Programming is helpful for finding cases you didn't think of and remembering the details you aren't working on right now (like writing) - but only for programming.
Writing is the bicycle of the mind.
Are you thinking about Ted Chiang's "The Truth of Fact, the Truth of Feeling"?
Maybe I should have said "Language is the bicycle of the mind", but we didn't invent that.
Then we have the browser where news comes at us randomly and we have 100 tabs open but no idea how or where those tabs come from - they are an example of how unorganized our thoughts are when we use the web. There's no curation, no attempt to organize information, because apparently its done already for us in the form of Google and other crawlers.
An OS that ships without tools to make apps for it is not an Operating System but rather an Appliance System.
And, for those who will reply "but my disk space and all the bloat of a compiler onboard methodology" - well that'd be a next step: destroy the bloat.
I work with digitalisation in the public sector of Denmark, one of the most digitised countries in the world. We have thousands of employees and citizens who interact with our systems on a daily basis and when we benchmark them on what they want public sector software to be like they unanimously tell us they want it to be more like the iOS experience.
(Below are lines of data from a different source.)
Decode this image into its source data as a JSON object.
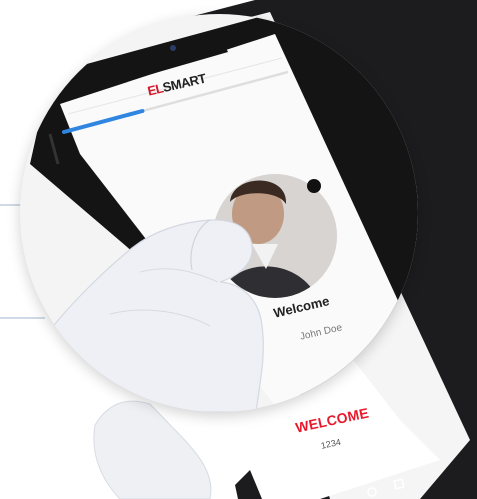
{
  "app": {
    "brand": "ELSMART",
    "brand_mark": "EL",
    "brand_rest": "SMART",
    "accent_color": "#e8192c",
    "progress_color": "#2f86e0"
  },
  "login_screen": {
    "progress_fraction": 0.35,
    "welcome_text": "Welcome",
    "username_text": "John Doe",
    "avatar": "user-photo-avatar"
  },
  "background_screen": {
    "welcome_text": "WELCOME",
    "code_text": "1234"
  },
  "nav_buttons": [
    "back-icon",
    "home-icon",
    "recents-icon"
  ]
}
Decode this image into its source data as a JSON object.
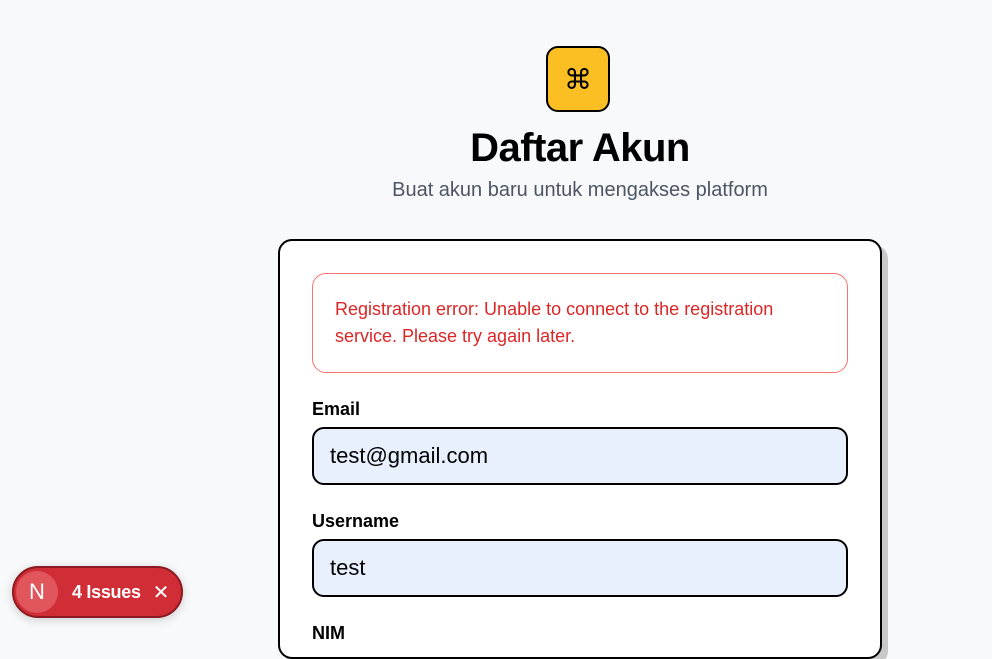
{
  "header": {
    "logo_icon": "command-icon",
    "logo_glyph": "⌘",
    "title": "Daftar Akun",
    "subtitle": "Buat akun baru untuk mengakses platform"
  },
  "form": {
    "error_message": "Registration error: Unable to connect to the registration service. Please try again later.",
    "fields": [
      {
        "label": "Email",
        "value": "test@gmail.com"
      },
      {
        "label": "Username",
        "value": "test"
      },
      {
        "label": "NIM",
        "value": ""
      }
    ]
  },
  "dev_overlay": {
    "badge_letter": "N",
    "issues_label": "4 Issues",
    "close_icon": "close-icon",
    "close_glyph": "✕"
  },
  "colors": {
    "background": "#f8f9fb",
    "logo_accent": "#fbbf24",
    "error_text": "#dc2626",
    "error_border": "#f87171",
    "input_fill": "#e8f0fe",
    "issues_pill": "#d12d36"
  }
}
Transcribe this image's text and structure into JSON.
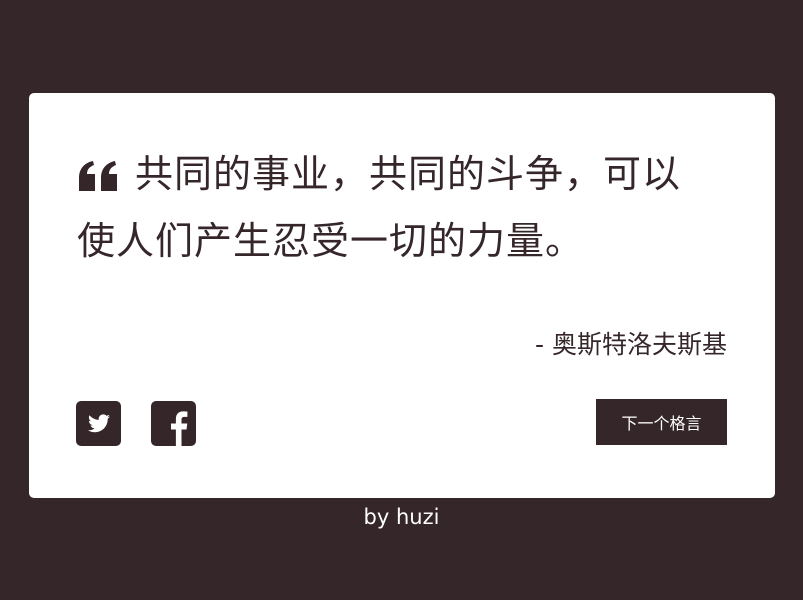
{
  "quote": {
    "icon": "quote-left-icon",
    "text": "共同的事业，共同的斗争，可以使人们产生忍受一切的力量。",
    "author": "- 奥斯特洛夫斯基"
  },
  "social": {
    "twitter_icon": "twitter-icon",
    "facebook_icon": "facebook-icon"
  },
  "actions": {
    "next_label": "下一个格言"
  },
  "footer": {
    "credit": "by huzi"
  },
  "colors": {
    "background": "#35262a",
    "card": "#ffffff",
    "text": "#35262a",
    "button_text": "#ffffff"
  }
}
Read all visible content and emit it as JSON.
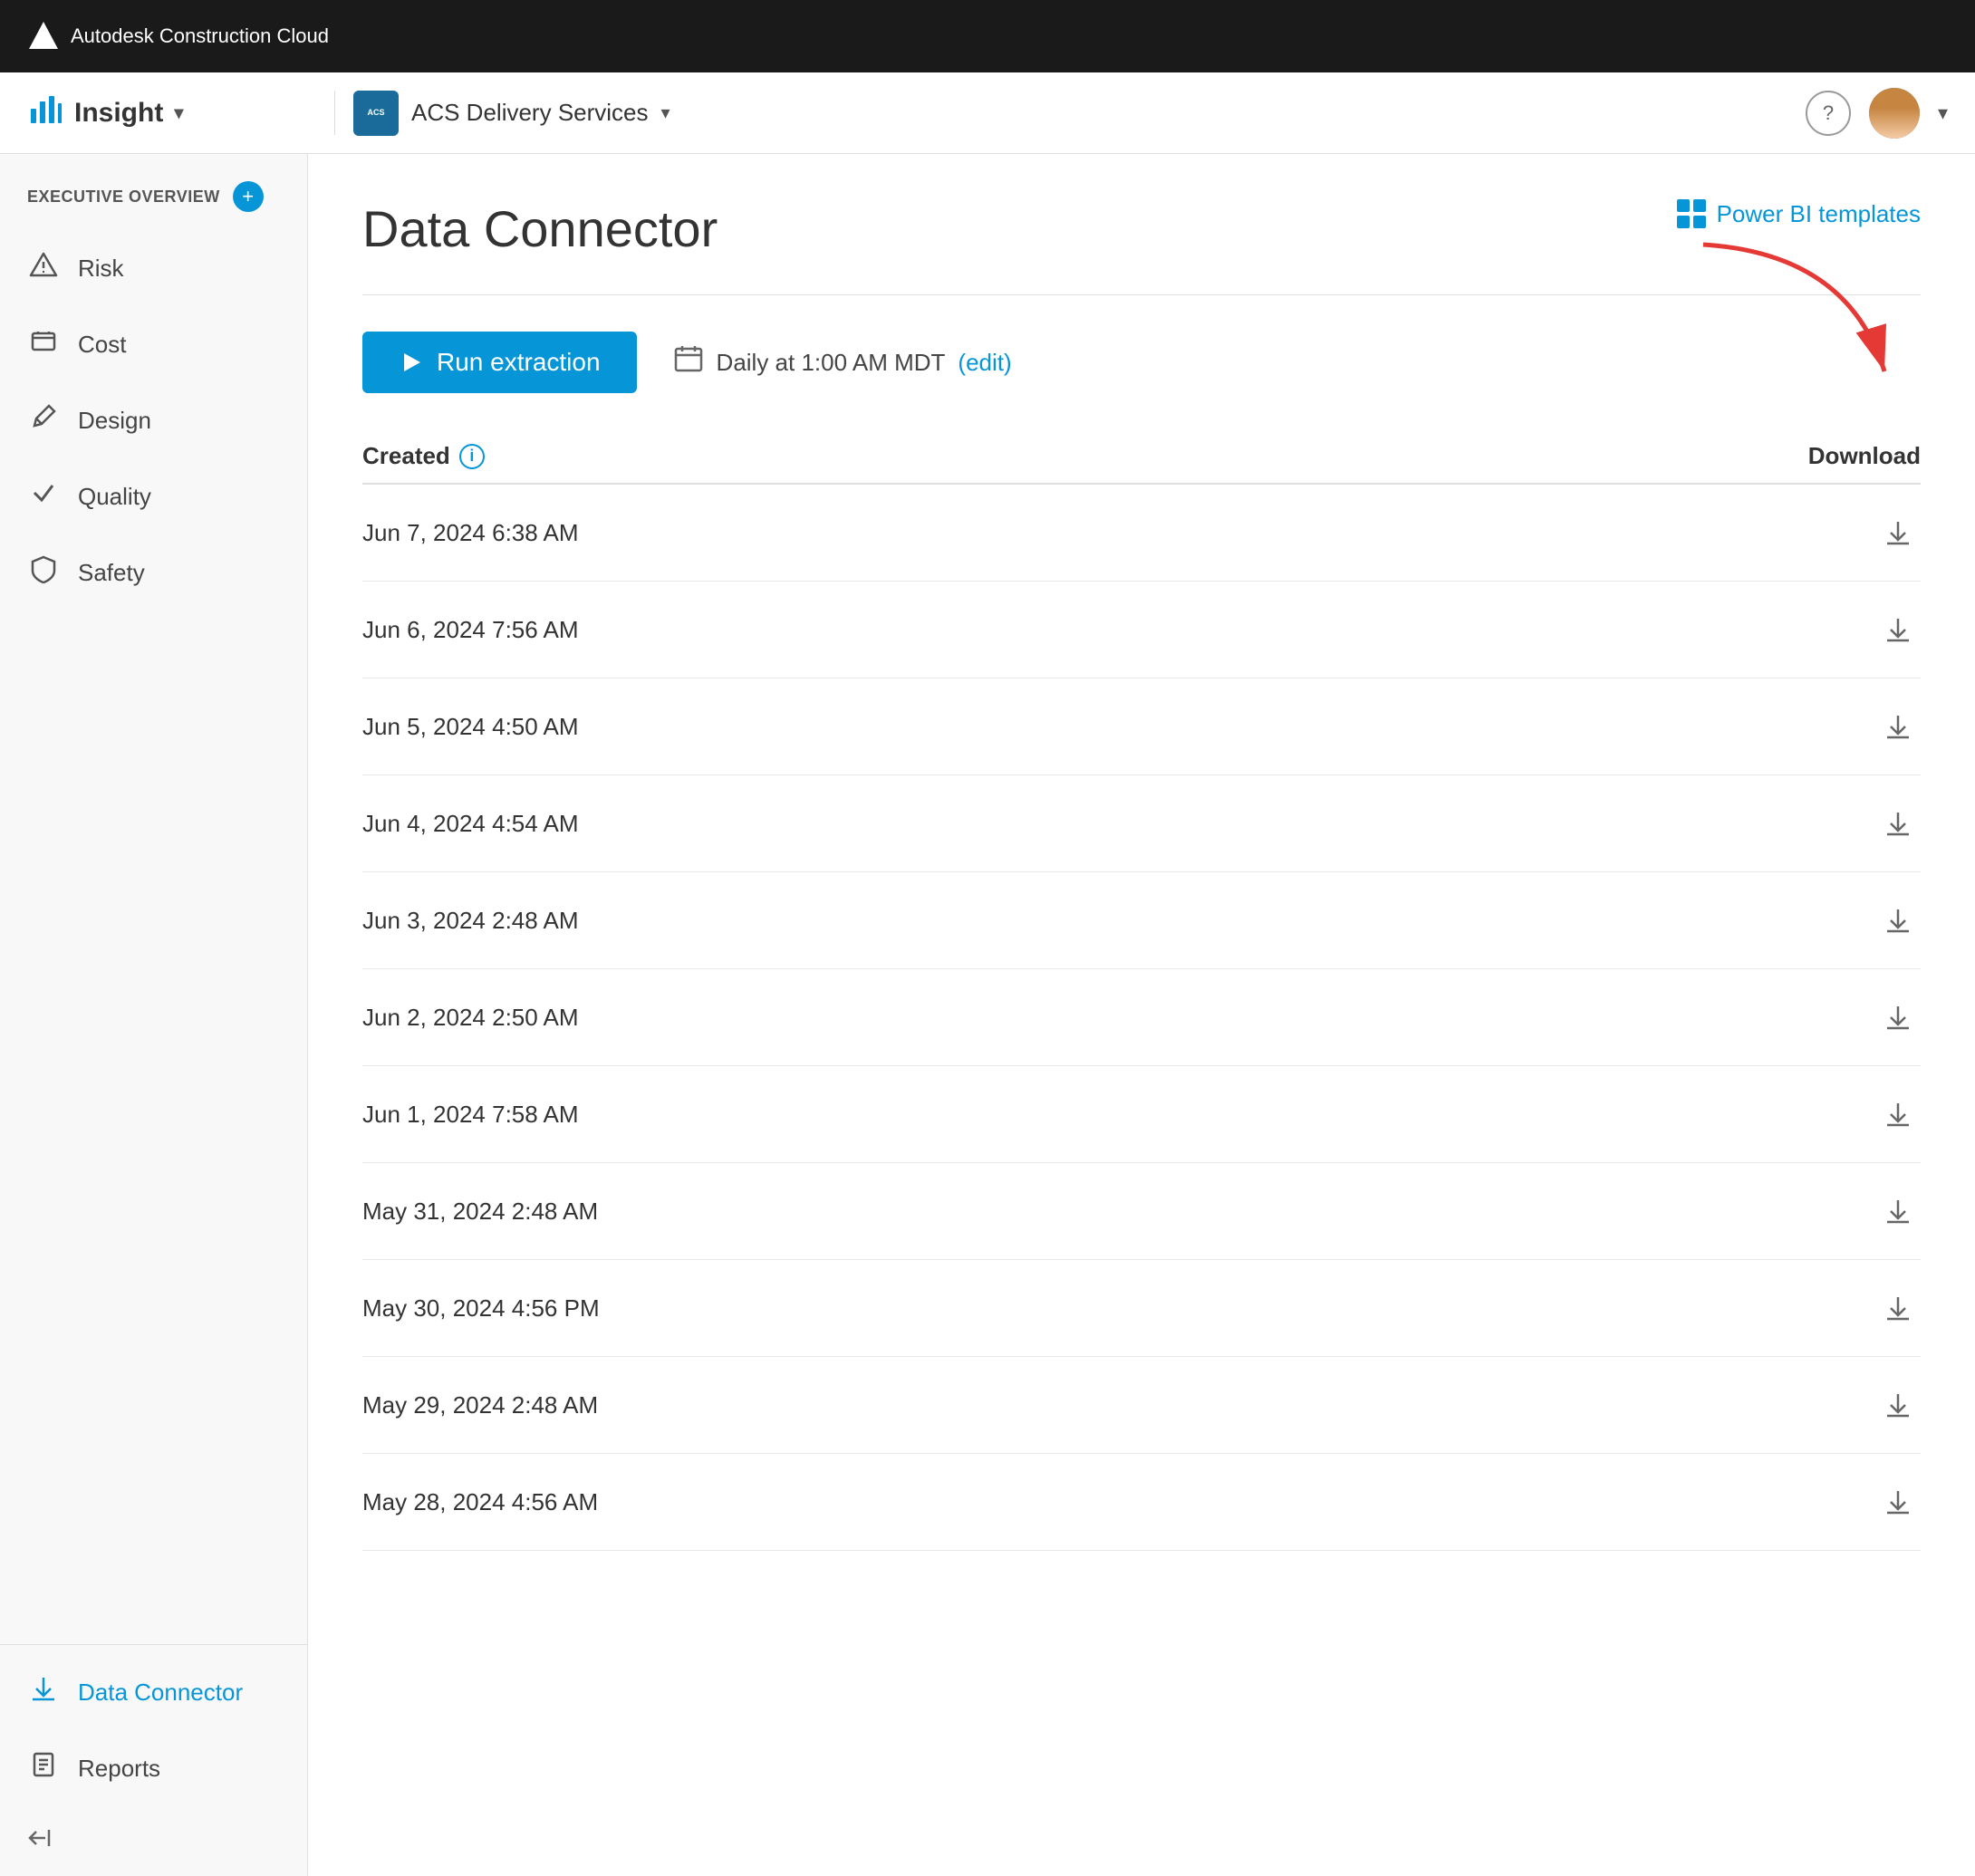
{
  "topbar": {
    "brand": "Autodesk Construction Cloud"
  },
  "header": {
    "app_name": "Insight",
    "app_dropdown": "▾",
    "project_name": "ACS Delivery Services",
    "project_dropdown": "▾",
    "help_label": "?",
    "avatar_alt": "User avatar"
  },
  "sidebar": {
    "section_title": "EXECUTIVE OVERVIEW",
    "add_button_label": "+",
    "items": [
      {
        "id": "risk",
        "label": "Risk",
        "icon": "⚠"
      },
      {
        "id": "cost",
        "label": "Cost",
        "icon": "🖥"
      },
      {
        "id": "design",
        "label": "Design",
        "icon": "✏"
      },
      {
        "id": "quality",
        "label": "Quality",
        "icon": "✓"
      },
      {
        "id": "safety",
        "label": "Safety",
        "icon": "⛑"
      }
    ],
    "bottom_items": [
      {
        "id": "data-connector",
        "label": "Data Connector",
        "icon": "⬇",
        "active": true
      },
      {
        "id": "reports",
        "label": "Reports",
        "icon": "📋"
      }
    ],
    "collapse_icon": "←"
  },
  "content": {
    "page_title": "Data Connector",
    "power_bi_link": "Power BI templates",
    "run_button": "Run extraction",
    "schedule_text": "Daily at 1:00 AM MDT",
    "edit_link": "(edit)",
    "table": {
      "col_created": "Created",
      "col_download": "Download",
      "rows": [
        {
          "date": "Jun 7, 2024 6:38 AM"
        },
        {
          "date": "Jun 6, 2024 7:56 AM"
        },
        {
          "date": "Jun 5, 2024 4:50 AM"
        },
        {
          "date": "Jun 4, 2024 4:54 AM"
        },
        {
          "date": "Jun 3, 2024 2:48 AM"
        },
        {
          "date": "Jun 2, 2024 2:50 AM"
        },
        {
          "date": "Jun 1, 2024 7:58 AM"
        },
        {
          "date": "May 31, 2024 2:48 AM"
        },
        {
          "date": "May 30, 2024 4:56 PM"
        },
        {
          "date": "May 29, 2024 2:48 AM"
        },
        {
          "date": "May 28, 2024 4:56 AM"
        }
      ]
    }
  }
}
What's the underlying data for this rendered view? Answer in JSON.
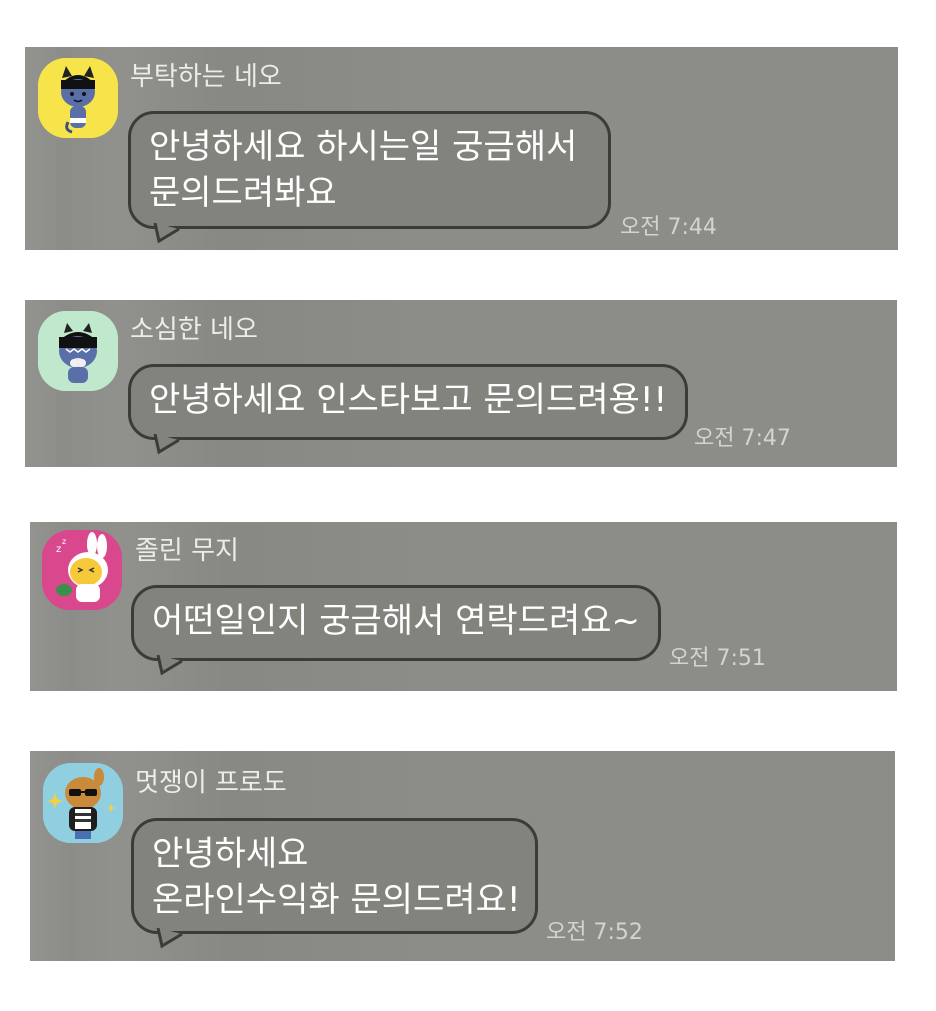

They simply don’t want technology to get in the way, and they don’t care that the price for this is ownership and freedom. For them the glory days won’t begin until they can get completely away from the operation systems and applications of “old”.
Imagine we had a compiler-on-board philosophy as well as a peer-to-peer-is-the-new-network purpose, and we built a new OS?
I personally think such a thing would be golden.
For purists, even just a web browser and a basic text editor is enough to write programs that can be run locally, and without Internet access. (Additional tooling/libraries still helps immensely though.)
Having (access to) a compiler is not the missing linchpin it once was.
I really liked Sugar OS, and its on-device access to the code running the OS on the device, and how hackable that made the resulting device.
All the other methods encourage bloat.
If this is enough to deter the glory days of computing, then just imagine having to deal with your first syntax error.
About "man-machine partnership" and how computers amplify the human mind, the concept goes back to Douglas Englebart's work at Stanford Research Institute, namely the paper "Augmenting the Human Intellect: A Conceptual Framework" (1962).
The influence is so direct and clear that I wish the Medium article had at least mentioned his name.
Arguably, we are using the dregs of the possibilities.
If built from first principles today I'm sure it would looke differentbut for me Node.js wouldnot be it. Scripting it is fine, as a shell to live in, I would find it very messy.
I've been doing more things with bash recently, it has generally been a good experience.
What would it do to my body and my weight if for every meter I used to walk, I would instead take the bike?
> 19/ “Computers are such a part of life that many people believe computers don’t invade their privacy…life, liberty, and pursuit of happiness is inevitably linked to a computer.”
> How’s that for east coast optimism?
They were intended to be bicycles of the mind, but perhaps they've become a 'gerbil wheel of the mind' for most consumers instead?